6 Tips on how to manage and overcome office politics
We’re referring to internal politics; the kind that causes stress and negatively impacts productivity across the board.
There isn’t an office in the world that is free of politics. We’re not talking about employees voicing their support or disdain for their local councilor; that kind of talk can often be heard at the water cooler. We’re referring to internal politics; the kind that causes stress and negatively impacts productivity across the board. The thing about office politics is that it tends to get unwarranted attention while detracting from the hard work others do and manages to stir the ire of the workforce in the process.
But when tempers flare and office scenes get tense, you can’t just toss a stapler at the source. And running off to another job isn’t usually a good idea either; you’ll find office politics there too. So what is a diligent worker to do? In this post, we look at how those who simply want to excel at their jobs can overcome the stress of office politics.
- Be polite and professional, always
The British tradition of being polite is sometimes the only thing that keeps social bonds from fraying, and it can work wonders at the office. A touch of formality does no harm, and neither does a bit of distance. You don’t need to be best buddies with your colleagues, and you don’t need to talk about personal matters with them. Keep it simple and pleasant to avoid unnecessary drama.
- Keep your eye on the goal
Focus on doing your work to the best of your ability, and reaching the goals that you set for yourself when you accepted the job. Maybe you’re in it to save some sterling for studies or a holiday, or you’re working to support yourself and your family. Remind yourself of your reasons, keep your head down and complete your tasks. Treat any politics as background noise and tune it out.
- Look for the good in even your most irksome co-worker
No matter how intolerable that one colleague may seem, they can’t be all bad. Remind yourself that they have friends and family who see the good in them, and try to do the same. Once you’ve found one good point, look for another. Focus on these instead of their less-favourable traits.

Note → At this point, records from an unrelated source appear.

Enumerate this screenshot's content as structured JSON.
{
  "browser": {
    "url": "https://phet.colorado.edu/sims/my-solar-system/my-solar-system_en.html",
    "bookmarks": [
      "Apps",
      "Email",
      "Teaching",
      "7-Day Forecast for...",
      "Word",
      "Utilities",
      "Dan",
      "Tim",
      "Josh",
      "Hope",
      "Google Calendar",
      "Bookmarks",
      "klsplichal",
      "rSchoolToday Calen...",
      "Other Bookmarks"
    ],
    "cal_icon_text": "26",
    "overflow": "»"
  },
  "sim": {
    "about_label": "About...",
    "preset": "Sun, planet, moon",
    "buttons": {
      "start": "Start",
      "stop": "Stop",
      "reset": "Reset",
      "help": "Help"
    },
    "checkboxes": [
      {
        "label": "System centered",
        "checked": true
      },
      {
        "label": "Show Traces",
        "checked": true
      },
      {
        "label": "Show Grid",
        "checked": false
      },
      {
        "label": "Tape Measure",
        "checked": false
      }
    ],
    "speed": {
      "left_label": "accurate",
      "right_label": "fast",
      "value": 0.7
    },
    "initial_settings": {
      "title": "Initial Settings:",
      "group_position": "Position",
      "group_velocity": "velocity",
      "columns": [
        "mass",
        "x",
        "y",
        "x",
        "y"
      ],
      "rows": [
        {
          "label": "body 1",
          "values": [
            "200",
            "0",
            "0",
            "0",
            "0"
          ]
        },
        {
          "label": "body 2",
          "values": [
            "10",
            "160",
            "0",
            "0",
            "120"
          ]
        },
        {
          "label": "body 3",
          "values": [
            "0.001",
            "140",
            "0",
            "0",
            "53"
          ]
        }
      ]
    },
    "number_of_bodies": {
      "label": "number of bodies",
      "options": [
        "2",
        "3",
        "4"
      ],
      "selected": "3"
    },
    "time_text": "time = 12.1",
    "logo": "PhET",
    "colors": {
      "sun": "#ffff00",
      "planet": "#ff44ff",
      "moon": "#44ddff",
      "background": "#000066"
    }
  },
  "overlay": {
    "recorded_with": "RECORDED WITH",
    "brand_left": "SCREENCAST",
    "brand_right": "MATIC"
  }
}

- Deep breaths and mindfulness
If you feel agitated by something someone has said, take a breath and count to ten before responding. You might also want to sketch out a code of honour for yourself for the office and hold yourself to it. Check your speech for necessity and politeness before you deliver it.
- Practise empathy
There’s that famous quote: “Be kind, for everyone you meet is fighting a hard battle.” Your colleagues are just as human as you are; try to remind yourself that they may be dealing with all manner of struggles and doing their best to keep their head above water.
- Praise where praise is due
Finally, don’t hesitate to compliment colleagues on a job well done – where it is well done. Affirming someone’s work can almost instantly ease a bad atmosphere. Also, don’t entertain conversations about colleagues that are inappropriate and are out of their proper context.
Politics should be on management’s radar
If you’re in a leadership position, make sure you’re well attuned to the energy in the office and try to address any issues that may give rise to nasty politics or gossip. Nothing can be more demotivating for valued employees than to come to a place of work where politics are the order of the day.